Task :: Should any entry seem unclear, still set it down exactly as given, along with all the others.

Extracted entries ::
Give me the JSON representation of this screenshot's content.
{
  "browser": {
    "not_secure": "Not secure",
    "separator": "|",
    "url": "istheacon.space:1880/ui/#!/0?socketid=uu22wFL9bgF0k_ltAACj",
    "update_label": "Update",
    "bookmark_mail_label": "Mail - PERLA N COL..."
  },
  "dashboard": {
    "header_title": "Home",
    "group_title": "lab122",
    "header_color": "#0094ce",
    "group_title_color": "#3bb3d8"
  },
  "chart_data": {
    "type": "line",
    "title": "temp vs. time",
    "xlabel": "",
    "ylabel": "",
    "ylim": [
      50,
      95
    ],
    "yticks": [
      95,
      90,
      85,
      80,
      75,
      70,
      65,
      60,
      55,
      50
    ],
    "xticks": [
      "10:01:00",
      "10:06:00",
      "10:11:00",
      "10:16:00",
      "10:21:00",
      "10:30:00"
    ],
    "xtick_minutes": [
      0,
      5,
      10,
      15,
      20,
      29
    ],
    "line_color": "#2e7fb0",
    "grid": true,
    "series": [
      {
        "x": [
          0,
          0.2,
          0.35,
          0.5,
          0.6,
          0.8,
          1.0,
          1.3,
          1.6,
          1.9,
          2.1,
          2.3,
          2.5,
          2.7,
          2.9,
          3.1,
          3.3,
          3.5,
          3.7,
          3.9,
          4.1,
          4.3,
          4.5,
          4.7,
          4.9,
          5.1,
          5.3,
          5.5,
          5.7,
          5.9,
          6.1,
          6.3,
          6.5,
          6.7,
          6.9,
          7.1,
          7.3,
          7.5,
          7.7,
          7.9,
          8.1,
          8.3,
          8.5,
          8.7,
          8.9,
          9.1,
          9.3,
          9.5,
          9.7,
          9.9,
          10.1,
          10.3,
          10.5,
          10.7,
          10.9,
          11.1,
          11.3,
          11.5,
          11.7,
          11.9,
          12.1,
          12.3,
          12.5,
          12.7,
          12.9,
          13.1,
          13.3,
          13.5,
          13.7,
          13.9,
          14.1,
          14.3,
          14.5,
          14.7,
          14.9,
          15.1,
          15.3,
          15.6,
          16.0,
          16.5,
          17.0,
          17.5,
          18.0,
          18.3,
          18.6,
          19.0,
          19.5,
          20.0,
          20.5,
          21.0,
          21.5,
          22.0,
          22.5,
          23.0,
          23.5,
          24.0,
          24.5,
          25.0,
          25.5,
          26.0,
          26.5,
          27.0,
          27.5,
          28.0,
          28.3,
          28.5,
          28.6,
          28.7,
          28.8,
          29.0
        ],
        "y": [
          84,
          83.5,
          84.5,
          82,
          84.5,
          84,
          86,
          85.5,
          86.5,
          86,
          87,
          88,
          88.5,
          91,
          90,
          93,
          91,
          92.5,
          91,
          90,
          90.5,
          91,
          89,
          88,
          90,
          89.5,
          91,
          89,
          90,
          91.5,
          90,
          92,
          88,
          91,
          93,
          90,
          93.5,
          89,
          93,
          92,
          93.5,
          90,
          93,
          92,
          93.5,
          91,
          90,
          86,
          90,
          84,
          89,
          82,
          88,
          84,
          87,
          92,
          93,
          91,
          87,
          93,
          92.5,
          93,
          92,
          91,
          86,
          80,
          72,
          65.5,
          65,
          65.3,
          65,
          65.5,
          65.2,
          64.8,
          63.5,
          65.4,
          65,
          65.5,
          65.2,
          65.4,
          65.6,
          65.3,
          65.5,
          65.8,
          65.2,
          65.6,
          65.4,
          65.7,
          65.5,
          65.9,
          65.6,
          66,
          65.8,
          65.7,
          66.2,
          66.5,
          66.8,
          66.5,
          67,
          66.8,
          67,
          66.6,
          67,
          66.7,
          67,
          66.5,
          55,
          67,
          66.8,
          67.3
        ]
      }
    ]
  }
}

Result of this exercise ::
Give me the JSON representation of this screenshot's content.
{
  "browser": {
    "not_secure": "Not secure",
    "separator": "|",
    "url": "istheacon.space:1880/ui/#!/0?socketid=uu22wFL9bgF0k_ltAACj",
    "update_label": "Update",
    "bookmark_mail_label": "Mail - PERLA N COL..."
  },
  "dashboard": {
    "header_title": "Home",
    "group_title": "lab122",
    "header_color": "#0094ce",
    "group_title_color": "#3bb3d8"
  },
  "chart_data": {
    "type": "line",
    "title": "temp vs. time",
    "xlabel": "",
    "ylabel": "",
    "ylim": [
      50,
      95
    ],
    "yticks": [
      95,
      90,
      85,
      80,
      75,
      70,
      65,
      60,
      55,
      50
    ],
    "xticks": [
      "10:01:00",
      "10:06:00",
      "10:11:00",
      "10:16:00",
      "10:21:00",
      "10:30:00"
    ],
    "xtick_minutes": [
      0,
      5,
      10,
      15,
      20,
      29
    ],
    "line_color": "#2e7fb0",
    "grid": true,
    "series": [
      {
        "x": [
          0,
          0.2,
          0.35,
          0.5,
          0.6,
          0.8,
          1.0,
          1.3,
          1.6,
          1.9,
          2.1,
          2.3,
          2.5,
          2.7,
          2.9,
          3.1,
          3.3,
          3.5,
          3.7,
          3.9,
          4.1,
          4.3,
          4.5,
          4.7,
          4.9,
          5.1,
          5.3,
          5.5,
          5.7,
          5.9,
          6.1,
          6.3,
          6.5,
          6.7,
          6.9,
          7.1,
          7.3,
          7.5,
          7.7,
          7.9,
          8.1,
          8.3,
          8.5,
          8.7,
          8.9,
          9.1,
          9.3,
          9.5,
          9.7,
          9.9,
          10.1,
          10.3,
          10.5,
          10.7,
          10.9,
          11.1,
          11.3,
          11.5,
          11.7,
          11.9,
          12.1,
          12.3,
          12.5,
          12.7,
          12.9,
          13.1,
          13.3,
          13.5,
          13.7,
          13.9,
          14.1,
          14.3,
          14.5,
          14.7,
          14.9,
          15.1,
          15.3,
          15.6,
          16.0,
          16.5,
          17.0,
          17.5,
          18.0,
          18.3,
          18.6,
          19.0,
          19.5,
          20.0,
          20.5,
          21.0,
          21.5,
          22.0,
          22.5,
          23.0,
          23.5,
          24.0,
          24.5,
          25.0,
          25.5,
          26.0,
          26.5,
          27.0,
          27.5,
          28.0,
          28.3,
          28.5,
          28.6,
          28.7,
          28.8,
          29.0
        ],
        "y": [
          84,
          83.5,
          84.5,
          82,
          84.5,
          84,
          86,
          85.5,
          86.5,
          86,
          87,
          88,
          88.5,
          91,
          90,
          93,
          91,
          92.5,
          91,
          90,
          90.5,
          91,
          89,
          88,
          90,
          89.5,
          91,
          89,
          90,
          91.5,
          90,
          92,
          88,
          91,
          93,
          90,
          93.5,
          89,
          93,
          92,
          93.5,
          90,
          93,
          92,
          93.5,
          91,
          90,
          86,
          90,
          84,
          89,
          82,
          88,
          84,
          87,
          92,
          93,
          91,
          87,
          93,
          92.5,
          93,
          92,
          91,
          86,
          80,
          72,
          65.5,
          65,
          65.3,
          65,
          65.5,
          65.2,
          64.8,
          63.5,
          65.4,
          65,
          65.5,
          65.2,
          65.4,
          65.6,
          65.3,
          65.5,
          65.8,
          65.2,
          65.6,
          65.4,
          65.7,
          65.5,
          65.9,
          65.6,
          66,
          65.8,
          65.7,
          66.2,
          66.5,
          66.8,
          66.5,
          67,
          66.8,
          67,
          66.6,
          67,
          66.7,
          67,
          66.5,
          55,
          67,
          66.8,
          67.3
        ]
      }
    ]
  }
}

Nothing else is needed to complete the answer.